The right to appeal
When people are admitted to hospital under a section they can appeal. Appeals tribunals take place in an informal setting within the hospital. The appeal panel consists of a lawyer, a doctor and a lay person. Professionals who supervise the care of the person you care for prepare reports to include the family’s point of view. The ‘nearest relative’ may attend the tribunal and make a contribution, other relatives or friends may also attend as appropriate. The person you care for may be represented by a lawyer. Hospital staff will put you in touch with a lawyer who provides a free service.
What is a Mental Health Tribunal?
A Mental Health Tribunal is an independent additional body who can review a service user’s detention. It is the primary mechanism for appeal against detention under specific sections of the Mental Health Act in hospital or a Community Treatment Order, Conditional Discharge or Guardianship order in the community.
Who is entitled to make as application?
Service users detained under the Mental Health Act have a right to apply for a Mental Health Tribunal.

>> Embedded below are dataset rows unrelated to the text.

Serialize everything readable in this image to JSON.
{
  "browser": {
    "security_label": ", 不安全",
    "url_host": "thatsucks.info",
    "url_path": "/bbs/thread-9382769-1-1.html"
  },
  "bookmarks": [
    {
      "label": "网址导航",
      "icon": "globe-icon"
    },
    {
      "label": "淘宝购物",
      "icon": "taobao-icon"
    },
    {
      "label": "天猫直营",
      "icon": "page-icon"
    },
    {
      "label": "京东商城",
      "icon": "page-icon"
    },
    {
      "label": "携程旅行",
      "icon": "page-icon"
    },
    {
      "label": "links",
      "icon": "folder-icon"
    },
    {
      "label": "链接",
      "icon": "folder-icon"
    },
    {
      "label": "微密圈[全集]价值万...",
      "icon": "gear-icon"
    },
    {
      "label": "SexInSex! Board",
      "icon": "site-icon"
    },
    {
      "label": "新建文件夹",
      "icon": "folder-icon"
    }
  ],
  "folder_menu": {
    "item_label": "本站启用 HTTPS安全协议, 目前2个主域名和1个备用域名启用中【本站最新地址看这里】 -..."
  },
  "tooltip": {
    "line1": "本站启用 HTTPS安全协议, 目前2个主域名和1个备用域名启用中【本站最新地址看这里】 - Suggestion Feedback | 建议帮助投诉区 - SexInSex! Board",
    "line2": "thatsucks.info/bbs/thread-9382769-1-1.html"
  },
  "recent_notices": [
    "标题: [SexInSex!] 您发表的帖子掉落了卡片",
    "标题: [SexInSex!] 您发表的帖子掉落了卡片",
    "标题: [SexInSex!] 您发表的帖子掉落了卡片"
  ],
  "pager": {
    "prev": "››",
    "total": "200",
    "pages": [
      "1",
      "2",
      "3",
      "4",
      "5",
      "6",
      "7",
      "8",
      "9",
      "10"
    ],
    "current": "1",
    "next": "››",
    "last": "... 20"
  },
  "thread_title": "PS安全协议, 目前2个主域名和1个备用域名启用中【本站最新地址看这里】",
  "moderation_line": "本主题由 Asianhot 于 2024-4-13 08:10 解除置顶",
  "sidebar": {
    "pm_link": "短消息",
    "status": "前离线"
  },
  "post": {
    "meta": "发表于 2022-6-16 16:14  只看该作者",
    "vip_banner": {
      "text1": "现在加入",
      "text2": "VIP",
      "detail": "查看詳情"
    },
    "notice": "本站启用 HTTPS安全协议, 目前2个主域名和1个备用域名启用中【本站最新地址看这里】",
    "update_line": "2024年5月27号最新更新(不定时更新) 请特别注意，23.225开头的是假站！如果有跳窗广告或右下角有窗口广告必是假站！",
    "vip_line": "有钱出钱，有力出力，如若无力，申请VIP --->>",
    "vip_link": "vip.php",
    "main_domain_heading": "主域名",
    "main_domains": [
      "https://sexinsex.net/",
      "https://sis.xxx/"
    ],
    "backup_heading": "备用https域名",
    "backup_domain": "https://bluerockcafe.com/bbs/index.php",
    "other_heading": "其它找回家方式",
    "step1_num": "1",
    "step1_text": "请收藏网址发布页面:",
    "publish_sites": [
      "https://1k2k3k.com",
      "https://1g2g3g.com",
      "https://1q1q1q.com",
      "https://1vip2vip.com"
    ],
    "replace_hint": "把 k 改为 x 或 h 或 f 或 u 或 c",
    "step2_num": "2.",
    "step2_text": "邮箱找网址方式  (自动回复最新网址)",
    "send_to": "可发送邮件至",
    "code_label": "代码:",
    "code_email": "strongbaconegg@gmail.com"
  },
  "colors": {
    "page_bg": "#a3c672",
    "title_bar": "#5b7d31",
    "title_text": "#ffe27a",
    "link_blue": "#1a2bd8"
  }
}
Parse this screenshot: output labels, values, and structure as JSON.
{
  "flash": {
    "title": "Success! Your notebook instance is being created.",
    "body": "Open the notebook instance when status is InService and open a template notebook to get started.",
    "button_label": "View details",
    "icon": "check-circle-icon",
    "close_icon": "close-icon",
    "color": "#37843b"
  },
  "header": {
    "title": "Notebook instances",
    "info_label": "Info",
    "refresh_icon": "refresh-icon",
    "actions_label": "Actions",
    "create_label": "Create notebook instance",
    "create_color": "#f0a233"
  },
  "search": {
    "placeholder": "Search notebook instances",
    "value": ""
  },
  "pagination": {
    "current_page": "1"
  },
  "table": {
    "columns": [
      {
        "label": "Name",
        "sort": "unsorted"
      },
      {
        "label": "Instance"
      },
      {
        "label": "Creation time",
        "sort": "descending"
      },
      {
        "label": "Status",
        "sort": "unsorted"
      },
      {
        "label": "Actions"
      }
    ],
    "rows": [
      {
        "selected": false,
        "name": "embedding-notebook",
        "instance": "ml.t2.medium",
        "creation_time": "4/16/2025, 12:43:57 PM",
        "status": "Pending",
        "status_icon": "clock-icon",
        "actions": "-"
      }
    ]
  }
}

These may include people detained on Section 2, Section 3, Section 37 or a Community Treatment Order however, this not exhaustive list.
How do you make an application and what support is available?
To make an application for tribunal there is a form and support is available on the ward from nursing staff. You can also receive support to make an application from an Independent Mental Health Advocate or your legal representative.
What happens after you have made an application?
Once the application has been submitted the tribunal services will acknowledge your application and at the same time they will request a report from your care team, your doctor, social worker and named nurse. Your nearest relative (non-restricted service user s only) will be informed of your application to the tribunal and will be advised of the date, time and hearing venue. Once the reports have been submitted your legal representative will discuss the reports with you to enable you to prepare your case for the hearing. Finally, before the hearing takes place the medical member of the tribunal panel will come to visit you to complete an assessment and their preliminary examinations.
What happens on the day of the Mental Health Tribunal Panel Hearing?
The hearing is held in private either at hospital where you are detained or in a local community health team office. The tribunal panel consists of three members; the judge, a psychiatrist and a third person who is a lay member and has an interest in mental health. On the day of the hearing the care team who provided the reports will attend the hearing to give evidence. You will be invited to attend the hearing along with your legal representative and also a family member if you have given your permission. Your legal representative and the panel will have the opportunity to cross examine the health and social care professionals. You will also have the opportunity to give your evidence and to ask any questions you may feel appropriate. Once the panel is satisfied that they have heard all the evidence they will take a break to deliberate the evidence. The panel then call everybody back in the room to communicate their decision to you verbally. You will receive written communication of their decision within 7 working days.
What powers are available to the Mental Health Tribunal?
The tribunal has certain powers including the power to discharge a patient from their detention under the Mental Health Act. The tribunal may also make recommendations to the service users care team. This may include suggesting leave arrangements, transferring the service user to another hospital or for the Responsible Clinician to consider making a Community Treatment Order or Guardianship order.